Everything comes full circle. Even if it takes about 130 years.
According to ancient football lore, Howard University’s inaugural football team lacked uniforms for its first campaign. It was 1893, and football, especially at the collegiate level, was still catching on. The sport was still 16 years shy of its first ever legal forward pass and 74 years away from the debut of the Super Bowl. With such a limited pool, Howard’s English professor head coach turned to a program that was started just two decades prior in organized collegiate football’s opening years: Harvard University. The HU located in the Washington, D.C., 450 miles away from Cambridge, supposedly borrowed its uniforms from Harvard University, a companion HU.
While this tale may not be true, Howard and Harvard football have been linked for over a century. On Saturday, however, they will finally truly meet on the gridiron for the first time in history.
“We were looking for new out-of-league opponents and a good academic school,” Harvard coach Tim Murphy said. “Howard is a great American college in its history and its tradition, on a lot of different levels.”
Howard, a university that has consistently been ranked academically on national lists, was founded just after the civil war as a historically black university (HBCU) in the nation’s capital.
“It’s the first time we’ve played Howard in history,” captain defensive back Wes Ogsbury said. “They like to call themselves the ‘Harvard of the HBCUs,’ so there will be some bragging rights outside of football.”
Even though this week is the Crimson’s first matchup with what Murphy called “one of the great historically black colleges,” many players on the team share personal connections to various HBCUs.
“Someone asked me, ‘as a historically black college, have any of your players had any parents or siblings [with connections]?’” Murphy said. “So I threw it out there, and I got six hits in 10 minutes.”
Murphy named juniors Justin Mitchell, Devin Darrington, B.J. Watson, Jordan Hill, and Isaiah Wingfield, along with sophomores Truman Jones, Khalil Thomas, and Jacob Sykes and first-year David Madzivanyika as players with personal connections to HBCUs.
Outside of these personal connections, the conditions are sure to feel a bit different from most non-conference matchups for Harvard.
“It’s going to be a great atmosphere,” Ogsbury said. “There are going to be a couple tailgates before the game, so I think we’re going to have a great environment and a great stadium feel this time. I really think it’s going to be a good one.”
Howard will be sending buses of students up to Cambridge for a week full of events, tailgates, and football.
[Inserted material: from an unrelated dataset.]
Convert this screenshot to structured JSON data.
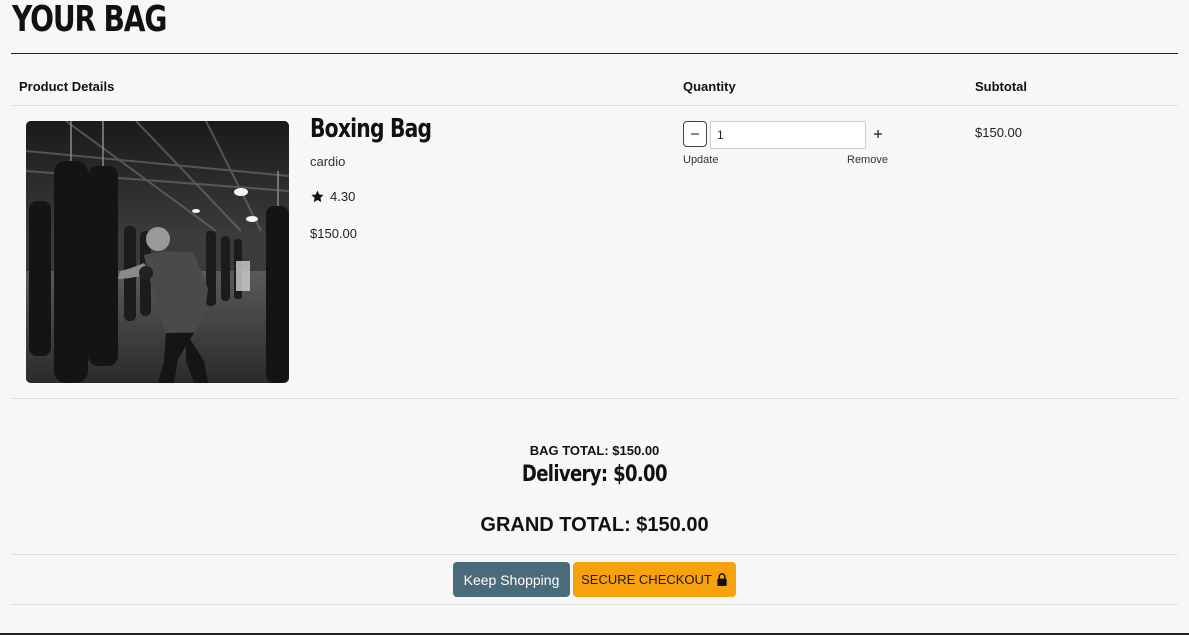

The estimated influx of visiting fans is sure to add to the stadium atmosphere.
The Howard faithful will be hoping to witness a victory, as the Bison have lost four of their first five to open their season. Fans have likely had a particularly tough time, with Howard hosting only two of its opening six contests, two games that the team dropped to its opponents. While the Bison are travelling to Cambridge this season, the Crimson will head down to the nation’s capital next year before Howard returns to Harvard yet again in 2021.
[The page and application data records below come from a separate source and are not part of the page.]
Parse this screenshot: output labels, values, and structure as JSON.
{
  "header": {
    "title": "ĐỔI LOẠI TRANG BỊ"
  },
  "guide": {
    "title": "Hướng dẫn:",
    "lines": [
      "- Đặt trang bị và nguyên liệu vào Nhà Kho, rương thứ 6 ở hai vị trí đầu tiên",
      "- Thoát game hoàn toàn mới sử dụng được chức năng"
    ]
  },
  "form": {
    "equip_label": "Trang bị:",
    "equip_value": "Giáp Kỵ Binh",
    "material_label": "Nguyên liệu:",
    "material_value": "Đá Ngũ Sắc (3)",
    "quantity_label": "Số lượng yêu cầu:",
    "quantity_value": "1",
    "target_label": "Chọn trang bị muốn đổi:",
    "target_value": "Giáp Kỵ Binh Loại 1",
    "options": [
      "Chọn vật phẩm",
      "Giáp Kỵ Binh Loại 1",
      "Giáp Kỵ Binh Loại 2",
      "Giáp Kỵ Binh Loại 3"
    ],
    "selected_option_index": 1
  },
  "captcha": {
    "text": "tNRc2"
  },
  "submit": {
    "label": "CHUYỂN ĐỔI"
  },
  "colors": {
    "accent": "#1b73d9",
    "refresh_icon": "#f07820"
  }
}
While the Bison will be looking to turn things around, the Crimson will surely be hoping to capitalize on its momentum and build off of last week’s victory. In its 42-7 trouncing of conference opponent Brown under the Friday night lights, Harvard gained 520 yards of total offense, gaining 299 through the air and 221 on the ground. The Crimson was especially excellent in the high-pressure situations of the game, with the offense converting 69 percent of third downs and the defense stopping the Bears 73 percent of the time on the penultimate down. Still, Harvard remains focused on what is to come.
“Energy has been high, focus has been great, and playmakers have been making plays,” Ogsbury said. “We’ve had a good week of practice for us.”
Even so, energy has been high for the Crimson in all areas. This includes the support system off the field as well. With the Bison sending up its students and its band, Harvard seems to feel it will be able to respond with its recent momentum, even outside of the football roster.
“I feel like this atmosphere is going to be a great one,” Ogsbury said. “They’re bringing their band, we’ll have our band, and I think our band has actually stepped up a little bit this year.”
While the band has done its job so far this season, the Crimson will also be looking to also take care of business on the field against Howard, looking for its first non-conference victory of the season.
—Staff writer Joseph W. Minatel can be reached at firstname.lastname@example.org.